Website and app data records.

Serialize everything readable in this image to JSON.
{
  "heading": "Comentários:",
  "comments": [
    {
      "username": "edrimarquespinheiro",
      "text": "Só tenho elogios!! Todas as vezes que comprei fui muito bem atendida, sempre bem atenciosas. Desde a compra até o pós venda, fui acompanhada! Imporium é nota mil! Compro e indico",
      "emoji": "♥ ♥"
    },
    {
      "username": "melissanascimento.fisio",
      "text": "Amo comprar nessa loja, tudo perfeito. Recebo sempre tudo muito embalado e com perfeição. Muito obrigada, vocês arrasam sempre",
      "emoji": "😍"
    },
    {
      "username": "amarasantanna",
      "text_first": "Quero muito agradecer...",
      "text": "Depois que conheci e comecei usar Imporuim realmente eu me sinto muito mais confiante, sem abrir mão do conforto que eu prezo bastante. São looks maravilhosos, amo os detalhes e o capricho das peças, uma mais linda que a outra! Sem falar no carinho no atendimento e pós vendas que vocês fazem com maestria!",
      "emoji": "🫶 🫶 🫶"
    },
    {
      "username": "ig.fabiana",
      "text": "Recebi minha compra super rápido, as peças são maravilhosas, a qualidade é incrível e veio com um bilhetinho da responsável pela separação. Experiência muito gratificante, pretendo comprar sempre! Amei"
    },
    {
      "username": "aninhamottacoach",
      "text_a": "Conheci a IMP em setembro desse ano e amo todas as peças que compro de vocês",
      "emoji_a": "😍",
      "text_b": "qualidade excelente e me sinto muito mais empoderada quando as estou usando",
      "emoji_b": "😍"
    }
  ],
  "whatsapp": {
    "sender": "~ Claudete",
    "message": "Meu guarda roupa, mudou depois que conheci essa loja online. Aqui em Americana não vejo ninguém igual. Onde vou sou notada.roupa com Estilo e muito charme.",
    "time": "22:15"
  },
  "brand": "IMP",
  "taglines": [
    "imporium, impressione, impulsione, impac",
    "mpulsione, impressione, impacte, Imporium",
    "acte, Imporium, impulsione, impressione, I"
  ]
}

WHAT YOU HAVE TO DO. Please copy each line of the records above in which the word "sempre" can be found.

WRITTEN RESPONSE.
      "text": "Só tenho elogios!! Todas as vezes que comprei fui muito bem atendida, sempre bem atenciosas. Desde a compra até o pós venda, fui acompanhada! Imporium é nota mil! Compro e indico",
      "text": "Amo comprar nessa loja, tudo perfeito. Recebo sempre tudo muito embalado e com perfeição. Muito obrigada, vocês arrasam sempre",
      "text": "Recebi minha compra super rápido, as peças são maravilhosas, a qualidade é incrível e veio com um bilhetinho da responsável pela separação. Experiência muito gratificante, pretendo comprar sempre! Amei"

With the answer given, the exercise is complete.